According to an article that Forbes Magazine published in August 2013, only one-third of Fortune 500 CEOs have at least one social media account, and only 5.8 percent of CEOs have Twitter accounts. Of the CEOs that had Twitter accounts, only 19 actively tweeted over a 100-day period.
It’s easy to dismiss tweeting as a job for the marketing department or as a colossal waste of time. After all, you became CEO because you worked hard, not because you wasted hours scrolling through Twitter. In reality, an active Twitter presence could benefit your company — and you — as part of a well-rounded reputation management strategy. Since you’re a CEO, let’s start with some hard numbers to prove how tweeting could enhance your reputation.
BRANDfog’s 2013 CEO Social Media Survey collected responses from 800 employees across a wide range of companies and industries in the U.K. and U.S. Here’s what they discovered:
CEOs on social media are more effective leaders. One-fourth of all respondents said that they saw CEOs who avoid social media as risk-averse and fearful of feedback or criticism. Over one-third said that use of social media by CEOs could increase confidence in the company’s executive team, and 42.3 percent said CEOs that avoid social media lose relevance in the digital age.
CEOs on social media improve branding and brand loyalty. In total, 87.5 percent of employees saw a CEO social media presence as a way to enhance the company brand, and 82.5 percent said CEOs on social media could better communicate the company’s mission and values. Also, 83.9 percent said that CEOs on social media could improve brand loyalty.
Employees say that CEOs using social media can improve a company’s talent acquisition. Four out of five employees thought that CEOs could attract better talent for their companies by engaging on social media.
Social media engagement by CEOs can enhance the public’s perception of company and brand integrity. Brand transparency, according to 73.8 percent of respondents, is enhanced by C-suite social media presence. Additionally, 68.7 percent of employees say that CEOs who engage on social media make a brand seem more honest and trustworthy; both of these qualities should be aims of your reputation management strategy.
Scott Stratten, founder of UnMarketing, joined Twitter in 2009. He didn’t just open a Twitter account; he did nothing but tweet for 30 days. During that period, he tweeted 7,000 times and increased his number of followers from 1,200 to 10,000. Today, he has 165,000 followers and has tweeted over 100,000 times. For his last book launch, he scheduled all of his signings using Twitter.
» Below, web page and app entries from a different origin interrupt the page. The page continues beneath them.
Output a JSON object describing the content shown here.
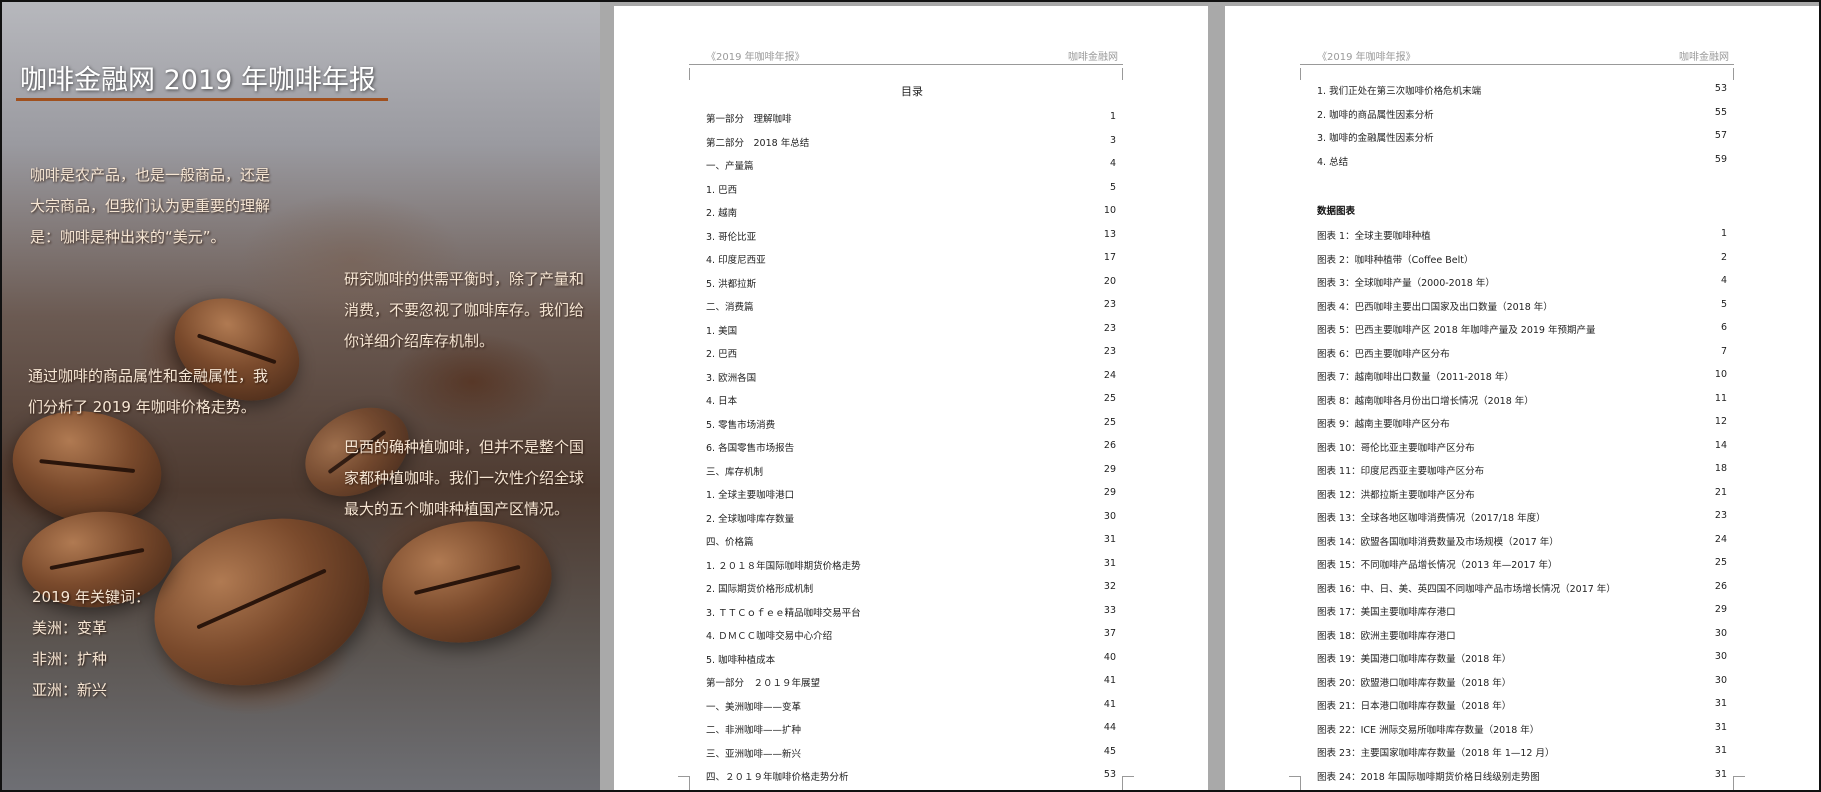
{
  "cover": {
    "title": "咖啡金融网 2019 年咖啡年报",
    "para1": "咖啡是农产品，也是一般商品，还是大宗商品，但我们认为更重要的理解是：咖啡是种出来的“美元”。",
    "para2": "研究咖啡的供需平衡时，除了产量和消费，不要忽视了咖啡库存。我们给你详细介绍库存机制。",
    "para3": "通过咖啡的商品属性和金融属性，我们分析了 2019 年咖啡价格走势。",
    "para4": "巴西的确种植咖啡，但并不是整个国家都种植咖啡。我们一次性介绍全球最大的五个咖啡种植国产区情况。",
    "keywords_title": "2019 年关键词：",
    "keywords": [
      "美洲：变革",
      "非洲：扩种",
      "亚洲：新兴"
    ]
  },
  "page1": {
    "header_left": "《2019 年咖啡年报》",
    "header_right": "咖啡金融网",
    "toc_title": "目录",
    "entries": [
      {
        "text": "第一部分　理解咖啡",
        "page": "1"
      },
      {
        "text": "第二部分　2018 年总结",
        "page": "3"
      },
      {
        "text": "一、产量篇",
        "page": "4"
      },
      {
        "text": "1. 巴西",
        "page": "5"
      },
      {
        "text": "2. 越南",
        "page": "10"
      },
      {
        "text": "3. 哥伦比亚",
        "page": "13"
      },
      {
        "text": "4. 印度尼西亚",
        "page": "17"
      },
      {
        "text": "5. 洪都拉斯",
        "page": "20"
      },
      {
        "text": "二、消费篇",
        "page": "23"
      },
      {
        "text": "1. 美国",
        "page": "23"
      },
      {
        "text": "2. 巴西",
        "page": "23"
      },
      {
        "text": "3. 欧洲各国",
        "page": "24"
      },
      {
        "text": "4. 日本",
        "page": "25"
      },
      {
        "text": "5. 零售市场消费",
        "page": "25"
      },
      {
        "text": "6. 各国零售市场报告",
        "page": "26"
      },
      {
        "text": "三、库存机制",
        "page": "29"
      },
      {
        "text": "1. 全球主要咖啡港口",
        "page": "29"
      },
      {
        "text": "2. 全球咖啡库存数量",
        "page": "30"
      },
      {
        "text": "四、价格篇",
        "page": "31"
      },
      {
        "text": "1. ２０１８年国际咖啡期货价格走势",
        "page": "31"
      },
      {
        "text": "2. 国际期货价格形成机制",
        "page": "32"
      },
      {
        "text": "3. ＴＴＣｏｆｅｅ精品咖啡交易平台",
        "page": "33"
      },
      {
        "text": "4. ＤＭＣＣ咖啡交易中心介绍",
        "page": "37"
      },
      {
        "text": "5. 咖啡种植成本",
        "page": "40"
      },
      {
        "text": "第一部分　２０１９年展望",
        "page": "41"
      },
      {
        "text": "一、美洲咖啡——变革",
        "page": "41"
      },
      {
        "text": "二、非洲咖啡——扩种",
        "page": "44"
      },
      {
        "text": "三、亚洲咖啡——新兴",
        "page": "45"
      },
      {
        "text": "四、２０１９年咖啡价格走势分析",
        "page": "53"
      }
    ]
  },
  "page2": {
    "header_left": "《2019 年咖啡年报》",
    "header_right": "咖啡金融网",
    "entries": [
      {
        "text": "1. 我们正处在第三次咖啡价格危机末端",
        "page": "53"
      },
      {
        "text": "2. 咖啡的商品属性因素分析",
        "page": "55"
      },
      {
        "text": "3. 咖啡的金融属性因素分析",
        "page": "57"
      },
      {
        "text": "4. 总结",
        "page": "59"
      }
    ],
    "section_title": "数据图表",
    "figures": [
      {
        "text": "图表 1：全球主要咖啡种植",
        "page": "1"
      },
      {
        "text": "图表 2：咖啡种植带（Coffee Belt）",
        "page": "2"
      },
      {
        "text": "图表 3：全球咖啡产量（2000-2018 年）",
        "page": "4"
      },
      {
        "text": "图表 4：巴西咖啡主要出口国家及出口数量（2018 年）",
        "page": "5"
      },
      {
        "text": "图表 5：巴西主要咖啡产区 2018 年咖啡产量及 2019 年预期产量",
        "page": "6"
      },
      {
        "text": "图表 6：巴西主要咖啡产区分布",
        "page": "7"
      },
      {
        "text": "图表 7：越南咖啡出口数量（2011-2018 年）",
        "page": "10"
      },
      {
        "text": "图表 8：越南咖啡各月份出口增长情况（2018 年）",
        "page": "11"
      },
      {
        "text": "图表 9：越南主要咖啡产区分布",
        "page": "12"
      },
      {
        "text": "图表 10：哥伦比亚主要咖啡产区分布",
        "page": "14"
      },
      {
        "text": "图表 11：印度尼西亚主要咖啡产区分布",
        "page": "18"
      },
      {
        "text": "图表 12：洪都拉斯主要咖啡产区分布",
        "page": "21"
      },
      {
        "text": "图表 13：全球各地区咖啡消费情况（2017/18 年度）",
        "page": "23"
      },
      {
        "text": "图表 14：欧盟各国咖啡消费数量及市场规模（2017 年）",
        "page": "24"
      },
      {
        "text": "图表 15：不同咖啡产品增长情况（2013 年—2017 年）",
        "page": "25"
      },
      {
        "text": "图表 16：中、日、美、英四国不同咖啡产品市场增长情况（2017 年）",
        "page": "26"
      },
      {
        "text": "图表 17：美国主要咖啡库存港口",
        "page": "29"
      },
      {
        "text": "图表 18：欧洲主要咖啡库存港口",
        "page": "30"
      },
      {
        "text": "图表 19：美国港口咖啡库存数量（2018 年）",
        "page": "30"
      },
      {
        "text": "图表 20：欧盟港口咖啡库存数量（2018 年）",
        "page": "30"
      },
      {
        "text": "图表 21：日本港口咖啡库存数量（2018 年）",
        "page": "31"
      },
      {
        "text": "图表 22：ICE 洲际交易所咖啡库存数量（2018 年）",
        "page": "31"
      },
      {
        "text": "图表 23：主要国家咖啡库存数量（2018 年 1—12 月）",
        "page": "31"
      },
      {
        "text": "图表 24：2018 年国际咖啡期货价格日线级别走势图",
        "page": "31"
      }
    ]
  }
}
Stratten suggests starting with Twitter because of its potential for engagement. Setting up automated tweets in a social media management tool isn’t enough; CEOs need to be present and to use Twitter to engage with the community. He suggests thinking more about the “social” and less about the media. As a CEO, you already have a bigger fan base than Stratten had. When Warren Buffett joined Twitter, he amassed over half a million followers by tweeting twice over a six-month period, and most CEOs, according to Forbes, gain an average of 838 followers each day. Stratten suggests focusing on a single social network and mastering it instead of trying to spread your presence onto multiple platforms.
What Should You Tweet About?
Start your Twitter experience by engaging with other people. Follow some other CEOs or innovative thinkers that you like, and reply to their tweets in a conversational manner. You can also create a hashtag to start a Twitter chat with other people. Getting engaged will make others aware that you’re on Twitter, and you’ll start collecting followers.
Once you’re comfortable with all of Twitter’s tools such as replies, hashtags and direct messages, you can start broadcasting your own tweets. Try tweeting something every day about what your company is doing, or share something that you’ve read. Avoid turning your Twitter account over to the marketing team; make sure it stays under your control. It’s crucial for both your employees and your customers to see you as human and open to conversation.
Twitter, as part of a reputation management strategy, can improve your personal brand as well as your company’s brand. Start small, and compose your own tweets. The world wants to know what you think.